Toshiba, whose semiconductor business posted an annual 80 percent decline in operating profit in January-March as NAND prices collapsed, said it expects price of NAND chips, used in portable gadgets like Apple Inc’s (AAPL.O) iPod, to be flat this quarter.
“Prices will either be flat or go up a bit in July-September,” Toshiba Corporate Senior Vice President Shozo Saito told the Reuters Global Technology, Media and Telecoms Summit.
He said demand for Toshiba’s high-capacity flash memory chips was strong, adding that the company was currently receiving orders for about 5 percent more than it could supply, and that this gap would likely expand to about 10 percent in the July-September quarter.

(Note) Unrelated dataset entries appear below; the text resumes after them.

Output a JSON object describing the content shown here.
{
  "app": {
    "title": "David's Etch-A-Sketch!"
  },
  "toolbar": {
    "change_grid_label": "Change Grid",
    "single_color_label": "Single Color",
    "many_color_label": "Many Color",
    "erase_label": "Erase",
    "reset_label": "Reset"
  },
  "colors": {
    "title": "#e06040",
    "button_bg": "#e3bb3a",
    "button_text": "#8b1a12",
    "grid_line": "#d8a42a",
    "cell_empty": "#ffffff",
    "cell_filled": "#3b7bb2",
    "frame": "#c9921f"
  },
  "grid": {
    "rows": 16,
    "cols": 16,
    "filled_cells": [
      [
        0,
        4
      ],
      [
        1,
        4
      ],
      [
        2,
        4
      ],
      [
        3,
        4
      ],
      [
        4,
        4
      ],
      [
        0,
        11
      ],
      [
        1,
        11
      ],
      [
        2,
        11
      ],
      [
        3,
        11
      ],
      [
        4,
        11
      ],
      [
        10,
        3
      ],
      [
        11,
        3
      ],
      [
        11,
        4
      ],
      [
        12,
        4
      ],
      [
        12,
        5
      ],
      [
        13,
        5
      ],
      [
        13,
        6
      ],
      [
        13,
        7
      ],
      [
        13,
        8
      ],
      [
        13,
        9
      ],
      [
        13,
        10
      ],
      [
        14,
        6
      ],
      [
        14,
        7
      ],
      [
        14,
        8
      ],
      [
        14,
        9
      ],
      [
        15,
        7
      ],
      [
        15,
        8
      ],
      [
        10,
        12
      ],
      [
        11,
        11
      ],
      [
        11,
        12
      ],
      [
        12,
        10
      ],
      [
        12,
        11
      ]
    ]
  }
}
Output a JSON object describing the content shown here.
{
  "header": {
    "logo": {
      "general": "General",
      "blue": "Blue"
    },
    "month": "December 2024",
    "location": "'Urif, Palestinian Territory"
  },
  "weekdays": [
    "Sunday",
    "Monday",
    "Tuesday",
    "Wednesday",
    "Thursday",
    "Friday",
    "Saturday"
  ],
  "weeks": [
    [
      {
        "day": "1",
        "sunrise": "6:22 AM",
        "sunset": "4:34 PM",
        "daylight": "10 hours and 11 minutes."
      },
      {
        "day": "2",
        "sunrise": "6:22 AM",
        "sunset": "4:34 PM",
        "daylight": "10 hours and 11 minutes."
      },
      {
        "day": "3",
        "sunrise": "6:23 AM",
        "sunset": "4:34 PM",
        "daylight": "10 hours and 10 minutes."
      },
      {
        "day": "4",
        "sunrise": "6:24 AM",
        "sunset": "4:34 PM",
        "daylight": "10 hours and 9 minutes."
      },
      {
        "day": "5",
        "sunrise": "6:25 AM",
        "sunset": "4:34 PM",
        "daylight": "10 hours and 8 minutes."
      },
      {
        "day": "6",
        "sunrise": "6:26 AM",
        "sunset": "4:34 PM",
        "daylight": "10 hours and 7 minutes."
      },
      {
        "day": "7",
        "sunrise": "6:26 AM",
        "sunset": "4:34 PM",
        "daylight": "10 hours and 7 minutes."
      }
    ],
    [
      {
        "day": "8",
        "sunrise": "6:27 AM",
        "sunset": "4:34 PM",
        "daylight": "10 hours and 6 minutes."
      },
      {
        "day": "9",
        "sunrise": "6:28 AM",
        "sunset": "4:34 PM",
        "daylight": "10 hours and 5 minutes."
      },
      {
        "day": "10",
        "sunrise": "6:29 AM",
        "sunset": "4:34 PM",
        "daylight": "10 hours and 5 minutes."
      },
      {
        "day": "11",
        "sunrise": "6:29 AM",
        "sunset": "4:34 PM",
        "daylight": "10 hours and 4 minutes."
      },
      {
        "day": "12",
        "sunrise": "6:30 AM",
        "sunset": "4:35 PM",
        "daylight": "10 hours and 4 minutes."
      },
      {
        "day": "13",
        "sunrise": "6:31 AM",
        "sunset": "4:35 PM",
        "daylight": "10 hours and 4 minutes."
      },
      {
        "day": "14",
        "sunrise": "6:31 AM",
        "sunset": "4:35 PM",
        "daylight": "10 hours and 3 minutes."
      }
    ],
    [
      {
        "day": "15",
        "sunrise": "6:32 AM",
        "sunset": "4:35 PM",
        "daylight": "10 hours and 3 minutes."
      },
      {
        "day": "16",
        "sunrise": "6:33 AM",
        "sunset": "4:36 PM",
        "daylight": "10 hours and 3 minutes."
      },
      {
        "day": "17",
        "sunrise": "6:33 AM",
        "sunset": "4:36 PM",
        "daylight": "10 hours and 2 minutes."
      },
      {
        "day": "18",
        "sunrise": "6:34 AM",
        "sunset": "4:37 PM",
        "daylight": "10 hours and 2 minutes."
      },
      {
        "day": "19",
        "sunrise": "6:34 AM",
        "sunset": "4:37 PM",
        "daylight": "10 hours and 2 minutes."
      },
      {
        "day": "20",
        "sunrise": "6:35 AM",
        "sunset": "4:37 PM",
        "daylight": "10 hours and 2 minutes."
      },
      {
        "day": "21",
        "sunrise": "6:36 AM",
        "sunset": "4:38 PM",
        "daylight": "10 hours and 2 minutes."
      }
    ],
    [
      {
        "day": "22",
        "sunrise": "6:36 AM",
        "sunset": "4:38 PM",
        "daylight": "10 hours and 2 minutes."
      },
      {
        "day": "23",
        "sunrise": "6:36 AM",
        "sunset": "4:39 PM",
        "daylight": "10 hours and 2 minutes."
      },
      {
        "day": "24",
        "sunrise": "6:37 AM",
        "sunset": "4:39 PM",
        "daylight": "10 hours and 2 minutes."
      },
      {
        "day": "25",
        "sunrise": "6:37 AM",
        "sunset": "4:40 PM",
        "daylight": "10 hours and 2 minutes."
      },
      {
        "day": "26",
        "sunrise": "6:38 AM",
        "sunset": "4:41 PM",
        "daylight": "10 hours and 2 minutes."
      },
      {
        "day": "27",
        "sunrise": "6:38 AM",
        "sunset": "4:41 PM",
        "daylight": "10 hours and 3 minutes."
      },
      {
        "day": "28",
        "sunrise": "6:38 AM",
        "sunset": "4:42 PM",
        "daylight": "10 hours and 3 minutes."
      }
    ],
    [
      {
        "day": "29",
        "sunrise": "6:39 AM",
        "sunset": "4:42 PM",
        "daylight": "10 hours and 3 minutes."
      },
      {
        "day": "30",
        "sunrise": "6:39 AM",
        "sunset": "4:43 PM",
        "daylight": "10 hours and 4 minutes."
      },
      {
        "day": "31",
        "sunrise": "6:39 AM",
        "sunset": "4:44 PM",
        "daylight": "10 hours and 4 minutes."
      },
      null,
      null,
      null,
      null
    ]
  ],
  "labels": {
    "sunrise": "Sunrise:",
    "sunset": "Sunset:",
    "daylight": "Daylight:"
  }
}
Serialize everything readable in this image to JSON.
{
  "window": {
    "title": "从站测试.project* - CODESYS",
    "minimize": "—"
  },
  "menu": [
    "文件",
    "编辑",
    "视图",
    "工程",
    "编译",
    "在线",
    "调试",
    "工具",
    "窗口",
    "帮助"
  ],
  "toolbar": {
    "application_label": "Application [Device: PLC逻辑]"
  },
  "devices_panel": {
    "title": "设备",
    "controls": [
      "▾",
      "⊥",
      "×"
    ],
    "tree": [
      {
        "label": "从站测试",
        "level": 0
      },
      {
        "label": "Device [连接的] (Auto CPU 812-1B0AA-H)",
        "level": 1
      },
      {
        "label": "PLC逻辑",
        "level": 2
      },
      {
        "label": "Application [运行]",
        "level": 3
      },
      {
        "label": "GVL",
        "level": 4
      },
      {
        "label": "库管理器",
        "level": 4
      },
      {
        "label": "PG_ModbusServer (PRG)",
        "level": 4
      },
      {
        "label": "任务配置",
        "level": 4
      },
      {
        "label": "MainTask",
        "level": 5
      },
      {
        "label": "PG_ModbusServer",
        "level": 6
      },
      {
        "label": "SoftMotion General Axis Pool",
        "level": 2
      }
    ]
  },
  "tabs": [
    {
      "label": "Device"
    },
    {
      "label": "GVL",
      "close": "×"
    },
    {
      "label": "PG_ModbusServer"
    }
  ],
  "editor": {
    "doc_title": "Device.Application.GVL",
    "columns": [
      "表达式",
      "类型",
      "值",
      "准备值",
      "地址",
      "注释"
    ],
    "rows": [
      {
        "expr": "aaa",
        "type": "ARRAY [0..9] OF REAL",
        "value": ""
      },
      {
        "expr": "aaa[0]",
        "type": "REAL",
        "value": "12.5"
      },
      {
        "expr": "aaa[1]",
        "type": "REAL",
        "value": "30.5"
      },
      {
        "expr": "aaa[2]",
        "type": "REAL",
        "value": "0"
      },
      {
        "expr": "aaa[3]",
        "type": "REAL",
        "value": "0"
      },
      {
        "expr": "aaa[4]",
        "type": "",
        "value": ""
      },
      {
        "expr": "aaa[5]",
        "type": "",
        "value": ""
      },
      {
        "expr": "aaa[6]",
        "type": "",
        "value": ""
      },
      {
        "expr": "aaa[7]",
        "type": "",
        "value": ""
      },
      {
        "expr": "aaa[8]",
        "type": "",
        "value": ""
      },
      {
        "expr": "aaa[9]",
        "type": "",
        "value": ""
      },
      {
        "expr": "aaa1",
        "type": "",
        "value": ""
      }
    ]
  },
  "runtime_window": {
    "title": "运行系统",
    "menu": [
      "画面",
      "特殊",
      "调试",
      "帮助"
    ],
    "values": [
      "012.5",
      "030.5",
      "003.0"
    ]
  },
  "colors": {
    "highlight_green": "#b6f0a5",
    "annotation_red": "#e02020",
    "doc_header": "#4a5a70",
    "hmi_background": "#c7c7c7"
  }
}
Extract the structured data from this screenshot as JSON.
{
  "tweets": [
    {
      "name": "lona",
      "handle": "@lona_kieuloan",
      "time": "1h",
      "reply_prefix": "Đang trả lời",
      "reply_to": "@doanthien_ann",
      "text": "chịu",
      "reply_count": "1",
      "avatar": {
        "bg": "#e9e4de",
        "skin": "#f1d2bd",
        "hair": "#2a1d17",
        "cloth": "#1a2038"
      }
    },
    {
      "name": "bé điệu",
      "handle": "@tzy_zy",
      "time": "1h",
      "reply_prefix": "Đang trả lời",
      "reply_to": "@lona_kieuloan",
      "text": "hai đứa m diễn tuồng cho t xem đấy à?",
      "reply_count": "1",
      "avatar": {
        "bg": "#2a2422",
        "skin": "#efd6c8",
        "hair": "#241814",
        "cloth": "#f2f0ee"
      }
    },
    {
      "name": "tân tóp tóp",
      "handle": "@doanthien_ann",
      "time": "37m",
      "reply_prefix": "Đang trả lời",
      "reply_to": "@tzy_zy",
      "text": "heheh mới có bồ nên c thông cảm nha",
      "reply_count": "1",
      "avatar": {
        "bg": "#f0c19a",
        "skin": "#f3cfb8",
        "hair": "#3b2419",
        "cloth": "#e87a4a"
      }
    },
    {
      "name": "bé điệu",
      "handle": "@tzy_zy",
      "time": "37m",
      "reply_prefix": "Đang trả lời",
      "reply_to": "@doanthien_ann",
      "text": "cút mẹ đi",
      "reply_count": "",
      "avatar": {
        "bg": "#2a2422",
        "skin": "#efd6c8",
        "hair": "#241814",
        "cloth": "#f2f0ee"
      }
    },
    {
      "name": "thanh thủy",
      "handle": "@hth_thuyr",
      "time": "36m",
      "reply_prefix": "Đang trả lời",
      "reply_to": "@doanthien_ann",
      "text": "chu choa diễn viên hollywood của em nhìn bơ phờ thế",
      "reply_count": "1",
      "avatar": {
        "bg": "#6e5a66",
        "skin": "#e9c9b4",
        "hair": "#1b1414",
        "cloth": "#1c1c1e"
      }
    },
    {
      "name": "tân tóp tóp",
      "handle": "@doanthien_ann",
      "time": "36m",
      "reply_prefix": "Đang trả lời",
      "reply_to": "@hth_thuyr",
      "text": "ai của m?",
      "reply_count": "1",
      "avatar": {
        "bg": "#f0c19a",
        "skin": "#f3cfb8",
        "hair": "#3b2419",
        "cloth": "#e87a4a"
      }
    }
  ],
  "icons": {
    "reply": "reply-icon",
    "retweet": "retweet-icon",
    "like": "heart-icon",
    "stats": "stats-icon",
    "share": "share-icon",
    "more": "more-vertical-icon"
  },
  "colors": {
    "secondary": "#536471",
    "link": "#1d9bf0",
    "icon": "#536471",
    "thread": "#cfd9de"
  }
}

Even though prices are stabilizing, to be safe, the company is still prepared for a drop of up to 50 percent this business year, Saito said.
“The past data shows an average 50 percent annual decline, and we should be ready for that,” he said. “And we will keep profit margin by cutting costs by 50 percent and more.”
If prices fall further, Saito said the chip maker would curb plans to up output.
He said it was possible that the company would initially start production at only one of two NAND factories it is planning to build in 2010.
Toshiba and partner SanDisk Corp SNDK.O together plan to spend a total 1.7 trillion yen ($16.5 billion) on two new plants in Japan, but SanDisk has so far only committed to investing in one of them.
“It depends on the market situation. If NAND prices fall too much, we will leave factory buildings empty,” he said.
“We could start production at one plant first, and if so, we think that would be the one in Yokkaichi,” in western Japan, he said.
Toshiba, which trails South Korea’s Samsung Electronics Co Ltd (005930.KS) in NAND market, has been trying to shield itself from sharp price fluctuations by shifting more towards “embedded” NAND memory used for portable music players and other digital devices. Embedded chips also include software and command higher prices.
He said the firm will increase the percentage of the embedded NAND to 70 percent of the total in one year from current 50 percent.
Among other things, the chip maker sees huge potential from makers of laptop PCs, who are increasingly turning to NAND memory as an alternative to hard disk drives.
(For summit blog: summitnotebook.reuters.com/)
Reporting by Taiga Uranaka and Mayumi Negishi; Editing by Hugh Lawson and Louise Heavens